Beach closings can be caused by sewage spills. These pose the greatest health risk to swimmers, and beach signs warned, "Contaminated Water Keep Out."

San Diego County also listed 72-hour general advisories. The three-day advisories occurred after rainfall measuring 0.2 in (0.5 cm) or more. Rainfall washes pollutants off areas like streets. Pollutants traveled to the ocean through storm drains. Advisories were posted on the County Web page and phone tape, and in the local newspaper.

San Diego was typical of beach cities in terms of what caused water pollution and illnesses. Sources of water pollution include water runoff , malfunctioning sewage treatment plants, and the waste and litter left by people.

People are at risk when they swim or come into contact with polluted water. The risk of illness increases when a person swallows water. Furthermore, direct exposure to water sometimes causes skin and eye infections, according to the EPA.

The EPA advised the public to visit beaches that are regularly monitored. Groups including the EPA provide beach monitoring information on their Web sites. The EPA also cautioned people against swimming near sewage discharge pipes and to avoid swimming in urban beaches after a heavy rainfall.

Groups campaigning for national water monitoring policy include American Oceans Campaign , an organization founded by actor Ted Danson. In 2002, American Oceans Campaign and NRDC were among the groups that wanted the Bush administration to implement federal water quality standards that President Bill Clinton approved before leaving office in 2000.

The Beaches Environmental Assessment and Coastal Health (BEACH) Act of 2000 authorized $30 million for beach monitoring grants. States with coasts and bays and those containing the Great Lakes are eligible for grants allocated through the EPA. States can use the grants to set up or improve programs to monitor water quality. Grant money can also be used for programs to inform the public about water pollution. In 2002, President George W. Bush budgeted $2 million for BEACH grants.

[Liz Swain ]



American Oceans Campaign., 600 Pennsylvania Avenue SE, Suite 210, Washington, D.C. USA 20003, (202) 544-3526, Fax: (202)544-5625, Email: [email protected], <http://www.americanoceans.org>

Environmental Protection Agency Office of Water (4101M), 1200 Pennsylvania Avenue, N.W., Washington, D.C. USA 20460, (202) 566-0388, Fax: (202) 566-0409, Email: [email protected], <http://www.epa.gov/waterscience/beaches/>

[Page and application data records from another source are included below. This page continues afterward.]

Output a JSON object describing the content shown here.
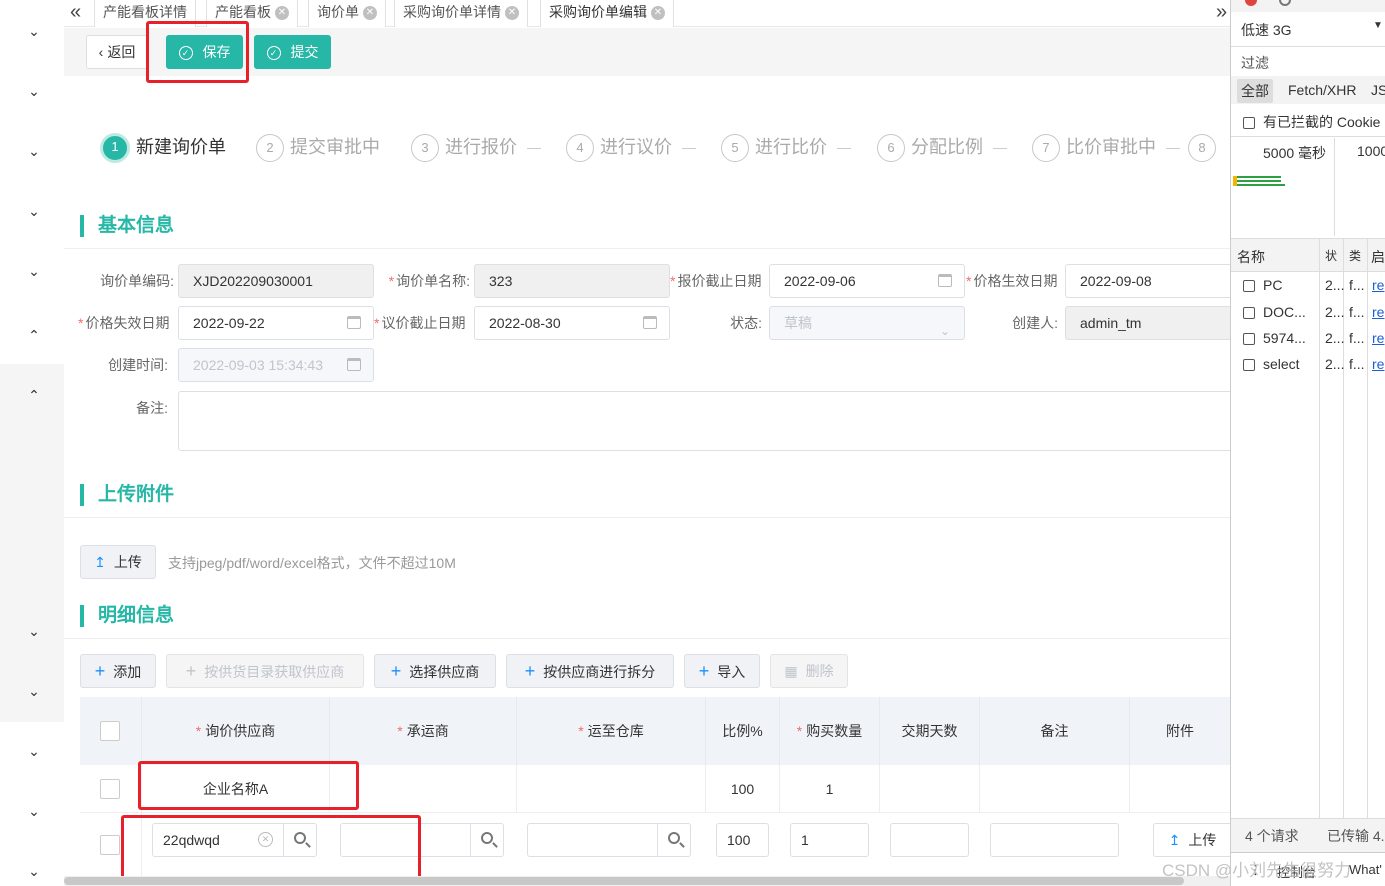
{
  "tabs": {
    "collapse_icon": "double-chevron-left",
    "items": [
      {
        "label": "产能看板详情",
        "closable": false
      },
      {
        "label": "产能看板",
        "closable": true
      },
      {
        "label": "询价单",
        "closable": true
      },
      {
        "label": "采购询价单详情",
        "closable": true
      },
      {
        "label": "采购询价单编辑",
        "closable": true
      }
    ],
    "expand_icon": "double-chevron-right"
  },
  "toolbar": {
    "back_label": "返回",
    "save_label": "保存",
    "submit_label": "提交"
  },
  "steps": [
    {
      "num": "1",
      "label": "新建询价单",
      "active": true
    },
    {
      "num": "2",
      "label": "提交审批中"
    },
    {
      "num": "3",
      "label": "进行报价"
    },
    {
      "num": "4",
      "label": "进行议价"
    },
    {
      "num": "5",
      "label": "进行比价"
    },
    {
      "num": "6",
      "label": "分配比例"
    },
    {
      "num": "7",
      "label": "比价审批中"
    },
    {
      "num": "8",
      "label": ""
    }
  ],
  "basic": {
    "title": "基本信息",
    "code_label": "询价单编码:",
    "code_value": "XJD202209030001",
    "name_label": "询价单名称:",
    "name_value": "323",
    "quote_deadline_label": "报价截止日期",
    "quote_deadline_value": "2022-09-06",
    "price_start_label": "价格生效日期",
    "price_start_value": "2022-09-08",
    "price_end_label": "价格失效日期",
    "price_end_value": "2022-09-22",
    "negotiate_deadline_label": "议价截止日期",
    "negotiate_deadline_value": "2022-08-30",
    "status_label": "状态:",
    "status_value": "草稿",
    "creator_label": "创建人:",
    "creator_value": "admin_tm",
    "created_label": "创建时间:",
    "created_value": "2022-09-03 15:34:43",
    "remark_label": "备注:"
  },
  "upload": {
    "title": "上传附件",
    "button": "上传",
    "hint": "支持jpeg/pdf/word/excel格式，文件不超过10M"
  },
  "detail": {
    "title": "明细信息",
    "actions": {
      "add": "添加",
      "by_catalog": "按供货目录获取供应商",
      "choose": "选择供应商",
      "split": "按供应商进行拆分",
      "import": "导入",
      "delete": "删除"
    },
    "columns": [
      "询价供应商",
      "承运商",
      "运至仓库",
      "比例%",
      "购买数量",
      "交期天数",
      "备注",
      "附件"
    ],
    "row1": {
      "supplier": "企业名称A",
      "ratio": "100",
      "qty": "1"
    },
    "row2": {
      "supplier": "22qdwqd",
      "ratio": "100",
      "qty": "1",
      "upload": "上传"
    }
  },
  "devtools": {
    "throttle": "低速 3G",
    "filter_placeholder": "过滤",
    "filter_types": [
      "全部",
      "Fetch/XHR",
      "JS"
    ],
    "blocked_cookies": "有已拦截的 Cookie",
    "timeline": [
      "5000 毫秒",
      "1000"
    ],
    "name_header": "名称",
    "col2": "状",
    "col3": "类",
    "col4": "启",
    "requests": [
      {
        "name": "PC",
        "c2": "2...",
        "c3": "f...",
        "c4": "re"
      },
      {
        "name": "DOC...",
        "c2": "2...",
        "c3": "f...",
        "c4": "re"
      },
      {
        "name": "5974...",
        "c2": "2...",
        "c3": "f...",
        "c4": "re"
      },
      {
        "name": "select",
        "c2": "2...",
        "c3": "f...",
        "c4": "re"
      }
    ],
    "summary_requests": "4 个请求",
    "summary_transferred": "已传输 4.",
    "console_tab": "控制台",
    "whats_new": "What'"
  },
  "watermark": "CSDN @小刘先生很努力"
}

Natural Resources Defense Council., 40 West 20th Street, New York, NY USA 10011, (212) 727-2700, Fax: (212) 727-1773, Email: [email protected], <http://www.nrdc.org>